## Problem to work on
From the material below, return every line that includes "Shift".

┌──

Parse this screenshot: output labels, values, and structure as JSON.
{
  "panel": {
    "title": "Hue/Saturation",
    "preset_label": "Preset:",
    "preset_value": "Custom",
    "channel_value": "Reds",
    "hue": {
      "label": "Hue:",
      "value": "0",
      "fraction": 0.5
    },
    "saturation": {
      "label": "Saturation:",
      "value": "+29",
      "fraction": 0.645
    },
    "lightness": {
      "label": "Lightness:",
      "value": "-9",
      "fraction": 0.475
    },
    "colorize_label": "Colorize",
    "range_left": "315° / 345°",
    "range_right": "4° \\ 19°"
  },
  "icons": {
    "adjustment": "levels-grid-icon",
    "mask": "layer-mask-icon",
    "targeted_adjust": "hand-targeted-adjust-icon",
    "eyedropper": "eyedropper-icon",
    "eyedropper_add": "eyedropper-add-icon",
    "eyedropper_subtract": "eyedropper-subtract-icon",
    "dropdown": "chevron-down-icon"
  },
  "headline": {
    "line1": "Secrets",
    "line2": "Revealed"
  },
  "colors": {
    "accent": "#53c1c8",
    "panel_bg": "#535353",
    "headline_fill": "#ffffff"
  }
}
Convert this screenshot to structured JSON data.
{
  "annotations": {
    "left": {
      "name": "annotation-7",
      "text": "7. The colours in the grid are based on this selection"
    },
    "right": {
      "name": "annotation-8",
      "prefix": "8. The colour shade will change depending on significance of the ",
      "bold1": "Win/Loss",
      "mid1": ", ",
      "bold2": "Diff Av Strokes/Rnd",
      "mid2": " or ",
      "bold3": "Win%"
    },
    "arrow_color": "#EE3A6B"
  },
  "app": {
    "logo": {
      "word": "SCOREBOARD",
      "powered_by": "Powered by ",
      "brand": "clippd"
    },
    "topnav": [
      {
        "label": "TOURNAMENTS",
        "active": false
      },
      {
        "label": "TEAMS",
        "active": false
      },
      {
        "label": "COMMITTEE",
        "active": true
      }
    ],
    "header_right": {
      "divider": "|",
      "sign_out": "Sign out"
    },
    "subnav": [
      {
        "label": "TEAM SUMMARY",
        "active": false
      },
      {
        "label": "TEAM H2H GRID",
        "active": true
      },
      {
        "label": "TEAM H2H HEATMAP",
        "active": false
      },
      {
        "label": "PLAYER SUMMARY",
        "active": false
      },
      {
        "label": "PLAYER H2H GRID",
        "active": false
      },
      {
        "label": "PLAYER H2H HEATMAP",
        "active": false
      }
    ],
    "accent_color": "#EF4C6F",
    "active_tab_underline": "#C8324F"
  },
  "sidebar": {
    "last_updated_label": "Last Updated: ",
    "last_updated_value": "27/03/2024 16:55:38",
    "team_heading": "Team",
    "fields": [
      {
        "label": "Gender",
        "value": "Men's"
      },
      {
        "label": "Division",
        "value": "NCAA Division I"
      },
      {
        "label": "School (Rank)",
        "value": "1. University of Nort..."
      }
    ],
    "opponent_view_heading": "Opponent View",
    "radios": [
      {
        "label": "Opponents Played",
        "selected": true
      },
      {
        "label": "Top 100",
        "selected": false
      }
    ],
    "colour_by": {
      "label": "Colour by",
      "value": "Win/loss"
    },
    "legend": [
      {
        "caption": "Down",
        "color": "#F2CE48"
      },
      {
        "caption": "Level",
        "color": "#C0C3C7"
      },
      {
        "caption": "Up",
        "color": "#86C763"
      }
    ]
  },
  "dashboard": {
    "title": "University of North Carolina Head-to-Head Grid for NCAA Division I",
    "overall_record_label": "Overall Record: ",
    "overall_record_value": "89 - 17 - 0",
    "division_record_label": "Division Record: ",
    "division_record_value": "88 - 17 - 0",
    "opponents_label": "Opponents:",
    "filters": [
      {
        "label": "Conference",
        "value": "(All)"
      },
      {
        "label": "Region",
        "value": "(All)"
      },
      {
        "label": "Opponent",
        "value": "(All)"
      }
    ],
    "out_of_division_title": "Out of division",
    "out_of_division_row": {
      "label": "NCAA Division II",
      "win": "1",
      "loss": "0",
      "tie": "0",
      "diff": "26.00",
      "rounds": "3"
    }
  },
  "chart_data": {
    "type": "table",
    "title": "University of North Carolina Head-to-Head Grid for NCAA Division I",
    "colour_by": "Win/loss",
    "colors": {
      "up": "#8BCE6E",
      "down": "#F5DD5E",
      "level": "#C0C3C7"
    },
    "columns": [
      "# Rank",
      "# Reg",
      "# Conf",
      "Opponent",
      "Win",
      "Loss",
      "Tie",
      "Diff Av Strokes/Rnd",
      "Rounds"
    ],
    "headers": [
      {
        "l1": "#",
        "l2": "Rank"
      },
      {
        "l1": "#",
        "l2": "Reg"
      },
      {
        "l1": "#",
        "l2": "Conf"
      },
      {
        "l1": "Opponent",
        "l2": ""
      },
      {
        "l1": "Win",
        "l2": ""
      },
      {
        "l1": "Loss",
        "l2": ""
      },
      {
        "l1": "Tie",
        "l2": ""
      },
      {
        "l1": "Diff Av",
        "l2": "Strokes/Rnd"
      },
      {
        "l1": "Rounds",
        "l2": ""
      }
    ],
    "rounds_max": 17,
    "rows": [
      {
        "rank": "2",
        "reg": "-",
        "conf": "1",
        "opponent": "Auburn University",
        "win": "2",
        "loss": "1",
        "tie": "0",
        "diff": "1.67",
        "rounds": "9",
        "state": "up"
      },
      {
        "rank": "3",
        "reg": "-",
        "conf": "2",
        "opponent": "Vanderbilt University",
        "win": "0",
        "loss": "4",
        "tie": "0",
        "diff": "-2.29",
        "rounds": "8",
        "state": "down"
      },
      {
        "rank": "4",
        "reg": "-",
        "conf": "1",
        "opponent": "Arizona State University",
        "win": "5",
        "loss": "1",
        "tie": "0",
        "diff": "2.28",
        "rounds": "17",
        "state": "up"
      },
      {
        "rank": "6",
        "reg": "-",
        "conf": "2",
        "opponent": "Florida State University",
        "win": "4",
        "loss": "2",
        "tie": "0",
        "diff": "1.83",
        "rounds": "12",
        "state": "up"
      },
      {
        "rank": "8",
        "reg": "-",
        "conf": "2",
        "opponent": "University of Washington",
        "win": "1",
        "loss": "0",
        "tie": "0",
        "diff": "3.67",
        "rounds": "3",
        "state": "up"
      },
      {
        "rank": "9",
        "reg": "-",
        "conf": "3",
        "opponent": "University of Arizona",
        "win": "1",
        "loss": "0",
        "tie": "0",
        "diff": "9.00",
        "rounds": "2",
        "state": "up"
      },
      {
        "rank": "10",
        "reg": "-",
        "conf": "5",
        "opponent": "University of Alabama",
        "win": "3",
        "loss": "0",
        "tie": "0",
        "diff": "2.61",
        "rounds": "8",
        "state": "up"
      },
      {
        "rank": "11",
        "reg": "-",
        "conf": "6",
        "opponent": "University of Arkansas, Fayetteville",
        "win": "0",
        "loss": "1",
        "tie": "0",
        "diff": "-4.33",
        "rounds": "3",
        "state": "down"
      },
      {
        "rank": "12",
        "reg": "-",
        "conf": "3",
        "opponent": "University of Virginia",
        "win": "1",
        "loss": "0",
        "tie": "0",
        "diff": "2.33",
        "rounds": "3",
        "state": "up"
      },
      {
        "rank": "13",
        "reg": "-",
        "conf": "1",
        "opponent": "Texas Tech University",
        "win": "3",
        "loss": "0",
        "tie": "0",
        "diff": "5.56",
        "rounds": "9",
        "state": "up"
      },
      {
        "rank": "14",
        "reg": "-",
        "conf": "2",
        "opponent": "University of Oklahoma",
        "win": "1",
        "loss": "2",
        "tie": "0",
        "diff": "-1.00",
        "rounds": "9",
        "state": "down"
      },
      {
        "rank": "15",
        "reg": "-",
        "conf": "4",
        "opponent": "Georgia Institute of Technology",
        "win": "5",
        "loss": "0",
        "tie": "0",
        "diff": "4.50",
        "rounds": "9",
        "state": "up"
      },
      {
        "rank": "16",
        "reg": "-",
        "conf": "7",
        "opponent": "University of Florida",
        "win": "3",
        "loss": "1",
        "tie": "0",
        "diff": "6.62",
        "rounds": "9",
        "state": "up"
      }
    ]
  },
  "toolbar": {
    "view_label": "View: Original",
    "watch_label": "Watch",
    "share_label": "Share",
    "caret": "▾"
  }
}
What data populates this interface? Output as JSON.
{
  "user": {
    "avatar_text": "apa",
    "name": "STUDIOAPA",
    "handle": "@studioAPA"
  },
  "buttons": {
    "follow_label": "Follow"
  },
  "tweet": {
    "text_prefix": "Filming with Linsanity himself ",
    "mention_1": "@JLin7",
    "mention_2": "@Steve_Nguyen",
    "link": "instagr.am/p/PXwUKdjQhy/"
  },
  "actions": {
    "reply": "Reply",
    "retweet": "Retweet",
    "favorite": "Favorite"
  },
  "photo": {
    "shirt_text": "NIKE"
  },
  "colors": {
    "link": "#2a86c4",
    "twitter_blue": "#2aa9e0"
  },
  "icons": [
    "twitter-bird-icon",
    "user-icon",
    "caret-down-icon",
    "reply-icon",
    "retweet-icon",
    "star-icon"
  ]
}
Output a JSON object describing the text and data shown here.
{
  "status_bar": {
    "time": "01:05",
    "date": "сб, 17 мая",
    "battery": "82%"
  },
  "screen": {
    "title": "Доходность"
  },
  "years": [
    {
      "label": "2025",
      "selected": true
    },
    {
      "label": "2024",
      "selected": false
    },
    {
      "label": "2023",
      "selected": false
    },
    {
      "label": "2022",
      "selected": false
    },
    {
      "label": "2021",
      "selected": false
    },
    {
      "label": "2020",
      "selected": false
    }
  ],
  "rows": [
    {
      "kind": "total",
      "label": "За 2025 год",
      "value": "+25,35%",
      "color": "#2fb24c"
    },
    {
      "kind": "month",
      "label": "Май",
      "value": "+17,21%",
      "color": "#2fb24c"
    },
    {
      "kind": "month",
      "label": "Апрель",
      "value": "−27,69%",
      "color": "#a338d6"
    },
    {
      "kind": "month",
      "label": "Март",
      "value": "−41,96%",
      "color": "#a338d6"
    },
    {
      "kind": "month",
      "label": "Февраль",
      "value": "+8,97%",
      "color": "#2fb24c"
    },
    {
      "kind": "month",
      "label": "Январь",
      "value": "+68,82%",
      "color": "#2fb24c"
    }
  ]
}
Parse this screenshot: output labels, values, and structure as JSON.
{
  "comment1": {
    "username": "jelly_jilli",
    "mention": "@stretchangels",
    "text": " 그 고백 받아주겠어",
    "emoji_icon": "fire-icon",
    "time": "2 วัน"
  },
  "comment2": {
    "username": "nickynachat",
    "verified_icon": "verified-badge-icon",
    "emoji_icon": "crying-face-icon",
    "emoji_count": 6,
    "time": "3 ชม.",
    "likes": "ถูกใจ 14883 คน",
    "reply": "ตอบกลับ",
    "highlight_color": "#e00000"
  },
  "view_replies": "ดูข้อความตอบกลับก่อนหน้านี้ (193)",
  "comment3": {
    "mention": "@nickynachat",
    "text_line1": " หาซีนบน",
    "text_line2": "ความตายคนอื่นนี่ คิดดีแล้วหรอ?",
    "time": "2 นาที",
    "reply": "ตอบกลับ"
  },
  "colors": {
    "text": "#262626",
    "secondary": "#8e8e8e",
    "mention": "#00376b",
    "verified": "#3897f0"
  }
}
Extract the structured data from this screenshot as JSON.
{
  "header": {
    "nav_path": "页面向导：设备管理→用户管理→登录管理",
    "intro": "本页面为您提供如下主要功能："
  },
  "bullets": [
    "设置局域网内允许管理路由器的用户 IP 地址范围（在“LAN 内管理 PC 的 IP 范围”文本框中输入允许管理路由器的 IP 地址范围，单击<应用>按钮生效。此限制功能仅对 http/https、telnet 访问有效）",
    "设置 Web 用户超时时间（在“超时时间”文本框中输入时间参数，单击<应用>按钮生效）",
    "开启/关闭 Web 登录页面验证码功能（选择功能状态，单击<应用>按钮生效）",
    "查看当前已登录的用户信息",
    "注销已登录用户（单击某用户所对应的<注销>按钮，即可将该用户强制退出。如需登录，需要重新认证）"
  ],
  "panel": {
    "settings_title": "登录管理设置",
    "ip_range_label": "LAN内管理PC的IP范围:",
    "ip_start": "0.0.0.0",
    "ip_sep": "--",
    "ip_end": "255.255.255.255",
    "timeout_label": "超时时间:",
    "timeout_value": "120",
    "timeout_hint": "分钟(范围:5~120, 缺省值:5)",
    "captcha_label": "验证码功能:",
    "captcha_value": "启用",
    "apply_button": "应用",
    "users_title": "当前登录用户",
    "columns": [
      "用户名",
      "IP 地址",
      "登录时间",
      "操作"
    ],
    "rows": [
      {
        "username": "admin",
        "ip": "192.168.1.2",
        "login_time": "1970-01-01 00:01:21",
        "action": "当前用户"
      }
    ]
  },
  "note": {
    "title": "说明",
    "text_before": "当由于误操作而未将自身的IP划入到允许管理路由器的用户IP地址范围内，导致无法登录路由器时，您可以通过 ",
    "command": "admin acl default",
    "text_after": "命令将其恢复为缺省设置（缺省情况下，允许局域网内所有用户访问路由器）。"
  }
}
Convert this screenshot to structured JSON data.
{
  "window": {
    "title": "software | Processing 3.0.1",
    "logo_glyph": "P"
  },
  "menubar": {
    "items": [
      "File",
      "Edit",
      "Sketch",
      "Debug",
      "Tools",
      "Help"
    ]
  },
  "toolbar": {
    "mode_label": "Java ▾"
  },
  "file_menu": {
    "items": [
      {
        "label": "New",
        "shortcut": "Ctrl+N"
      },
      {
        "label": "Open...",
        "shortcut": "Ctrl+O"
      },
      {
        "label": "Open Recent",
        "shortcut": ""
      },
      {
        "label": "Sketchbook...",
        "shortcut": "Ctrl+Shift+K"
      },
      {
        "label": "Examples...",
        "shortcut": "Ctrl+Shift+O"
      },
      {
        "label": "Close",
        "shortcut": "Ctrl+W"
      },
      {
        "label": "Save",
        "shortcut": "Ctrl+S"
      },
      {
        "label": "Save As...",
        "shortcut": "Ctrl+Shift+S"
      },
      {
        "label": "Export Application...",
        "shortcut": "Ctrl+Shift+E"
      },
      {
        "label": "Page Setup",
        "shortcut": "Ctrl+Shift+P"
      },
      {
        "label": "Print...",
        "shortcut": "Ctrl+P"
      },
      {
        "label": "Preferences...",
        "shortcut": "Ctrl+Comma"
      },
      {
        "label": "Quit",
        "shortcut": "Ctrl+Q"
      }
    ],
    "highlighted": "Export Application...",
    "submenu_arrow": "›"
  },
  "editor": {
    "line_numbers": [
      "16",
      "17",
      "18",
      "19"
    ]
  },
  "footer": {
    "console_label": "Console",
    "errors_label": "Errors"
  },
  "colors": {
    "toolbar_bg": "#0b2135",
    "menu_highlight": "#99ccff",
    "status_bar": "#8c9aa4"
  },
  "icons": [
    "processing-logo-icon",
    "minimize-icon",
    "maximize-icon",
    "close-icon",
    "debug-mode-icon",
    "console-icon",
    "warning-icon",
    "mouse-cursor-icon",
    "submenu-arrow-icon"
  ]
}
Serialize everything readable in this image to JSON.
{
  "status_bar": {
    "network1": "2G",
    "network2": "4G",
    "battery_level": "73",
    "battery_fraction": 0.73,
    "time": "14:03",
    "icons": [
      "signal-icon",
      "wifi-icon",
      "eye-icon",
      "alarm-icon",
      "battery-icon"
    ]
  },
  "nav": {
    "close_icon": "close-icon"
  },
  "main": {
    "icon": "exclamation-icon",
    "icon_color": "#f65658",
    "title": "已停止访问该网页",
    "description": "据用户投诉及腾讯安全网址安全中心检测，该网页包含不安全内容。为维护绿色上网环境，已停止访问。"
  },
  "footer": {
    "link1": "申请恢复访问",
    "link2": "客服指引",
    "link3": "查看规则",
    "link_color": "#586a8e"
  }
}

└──

## Your solution
        "shortcut": "Ctrl+Shift+K"
        "shortcut": "Ctrl+Shift+O"
        "shortcut": "Ctrl+Shift+S"
        "shortcut": "Ctrl+Shift+E"
        "shortcut": "Ctrl+Shift+P"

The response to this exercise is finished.